a) Considered not his own body, ..and the deadness of Sarah’s womb” notice the NIV rendering of this verse – “Without weakening in his faith, he faced the fact that his body was as good as dead– since he was about a hundred years old– and that Sarah’s womb was also dead.”(NIV) He faced the facts. Believers need to be realistic about life (not pollyanna or naïve). But He was able to temper the “facts” with God’s promise. Have you ever prayed for someone that the doctors said was terminal? On what basis? On the basis of faith.
3. “He did not waver at the promise of God” The word for waver here is “diakrino” which means to stagger, withdraw from, or to hesitate.- It implies the temptation to give up in the process of time.
a. Abraham did not vacillate between believing and not believing. Sometimes we are constantly looking for God to verify what He has plainly told us in scripture. If he doesn’t keep convincing us we will quit believing.
- Those who place their trust in experiences of religion, and not the word once delivered.
- Those who are judging God’s integrity by how much He is blessing their lives, not what He says.
- The Christian who seemingly can’t stay faithful for very long at a time because he lacks the patience to “not grow weary in well doing”. Satan is always able to derail their continuing obedience.

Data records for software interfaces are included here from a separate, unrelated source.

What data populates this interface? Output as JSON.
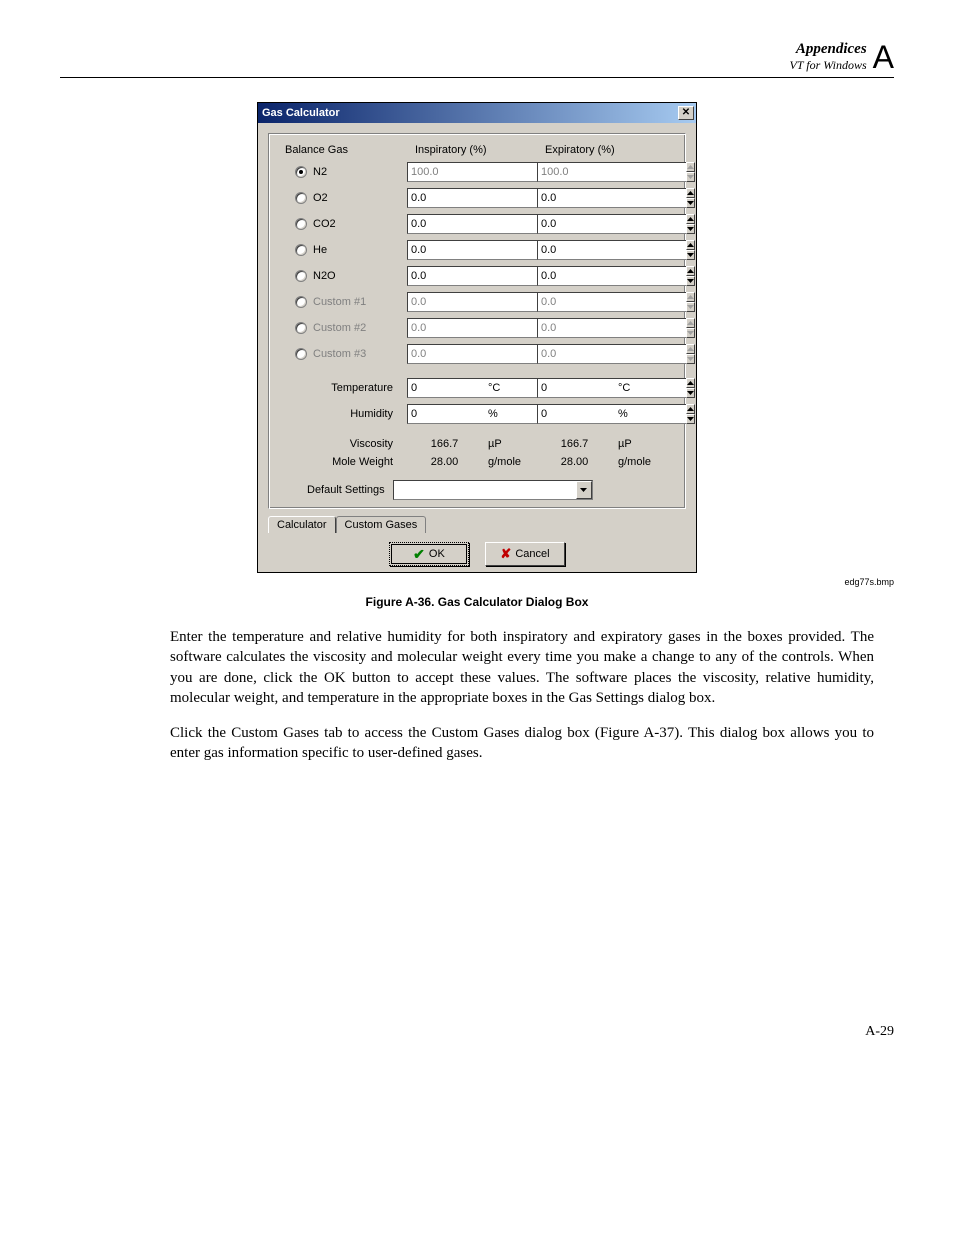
{
  "header": {
    "title": "Appendices",
    "subtitle": "VT for Windows",
    "letter": "A"
  },
  "dialog": {
    "title": "Gas Calculator",
    "headers": {
      "balance": "Balance Gas",
      "insp": "Inspiratory (%)",
      "exp": "Expiratory (%)"
    },
    "gases": [
      {
        "label": "N2",
        "disabled": false,
        "selected": true,
        "insp": "100.0",
        "exp": "100.0",
        "insp_disabled": true,
        "exp_disabled": true
      },
      {
        "label": "O2",
        "disabled": false,
        "selected": false,
        "insp": "0.0",
        "exp": "0.0",
        "insp_disabled": false,
        "exp_disabled": false
      },
      {
        "label": "CO2",
        "disabled": false,
        "selected": false,
        "insp": "0.0",
        "exp": "0.0",
        "insp_disabled": false,
        "exp_disabled": false
      },
      {
        "label": "He",
        "disabled": false,
        "selected": false,
        "insp": "0.0",
        "exp": "0.0",
        "insp_disabled": false,
        "exp_disabled": false
      },
      {
        "label": "N2O",
        "disabled": false,
        "selected": false,
        "insp": "0.0",
        "exp": "0.0",
        "insp_disabled": false,
        "exp_disabled": false
      },
      {
        "label": "Custom #1",
        "disabled": true,
        "selected": false,
        "insp": "0.0",
        "exp": "0.0",
        "insp_disabled": true,
        "exp_disabled": true
      },
      {
        "label": "Custom #2",
        "disabled": true,
        "selected": false,
        "insp": "0.0",
        "exp": "0.0",
        "insp_disabled": true,
        "exp_disabled": true
      },
      {
        "label": "Custom #3",
        "disabled": true,
        "selected": false,
        "insp": "0.0",
        "exp": "0.0",
        "insp_disabled": true,
        "exp_disabled": true
      }
    ],
    "env": {
      "temperature_label": "Temperature",
      "humidity_label": "Humidity",
      "temp_insp": "0",
      "temp_exp": "0",
      "temp_unit": "°C",
      "hum_insp": "0",
      "hum_exp": "0",
      "hum_unit": "%"
    },
    "calc": {
      "viscosity_label": "Viscosity",
      "mole_label": "Mole Weight",
      "visc_insp": "166.7",
      "visc_exp": "166.7",
      "visc_unit": "µP",
      "mole_insp": "28.00",
      "mole_exp": "28.00",
      "mole_unit": "g/mole"
    },
    "default_label": "Default Settings",
    "default_value": "",
    "tabs": {
      "calculator": "Calculator",
      "custom": "Custom Gases"
    },
    "buttons": {
      "ok": "OK",
      "cancel": "Cancel"
    }
  },
  "side_caption": "edg77s.bmp",
  "figure_caption": "Figure A-36. Gas Calculator Dialog Box",
  "para1": "Enter the temperature and relative humidity for both inspiratory and expiratory gases in the boxes provided. The software calculates the viscosity and molecular weight every time you make a change to any of the controls. When you are done, click the OK button to accept these values. The software places the viscosity, relative humidity, molecular weight, and temperature in the appropriate boxes in the Gas Settings dialog box.",
  "para2": "Click the Custom Gases tab to access the Custom Gases dialog box (Figure A-37). This dialog box allows you to enter gas information specific to user-defined gases.",
  "page_number": "A-29"
}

b. Because he continued to obey God, his “faith was strengthened” and his faith “gave glory to God”. (vs. 20) Faith confirms God’s trustworthiness (He has never lied to you), and therefore when you live by your faith you bring glory to God.
4. “being fully convinced that what He had promised He was also able to perform” – He recognized who was in charge of his life. That God could do whatever He said he would do. He was fully convinced. Are you? Jesus was constantly challenging his disciples to have stronger faith – to be more fully convinced, not matter what the circumstances, and to respond the His words with obedience.
Conclusion: In Acts 2, on the day when God poured His spirit on the Apostles and the gospel was made known and the promises of God were officially extended to all people Peter said, “And it shall come to pass that whoever calls on the name of the Lord shall be saved.” (Acts 2:21) When He was asked by those who were there what they could do in response to that promise he said, Acts 2:38-39 “.. Repent, and let every one of you be baptized in the name of Jesus Christ for the remission of sins; and you shall receive the gift of the Holy Spirit. “For the promise is to you and to your children, and to all who are afar off, as many as the Lord our God will call.” God called them to respond to the promise through obedience in repentance & baptism.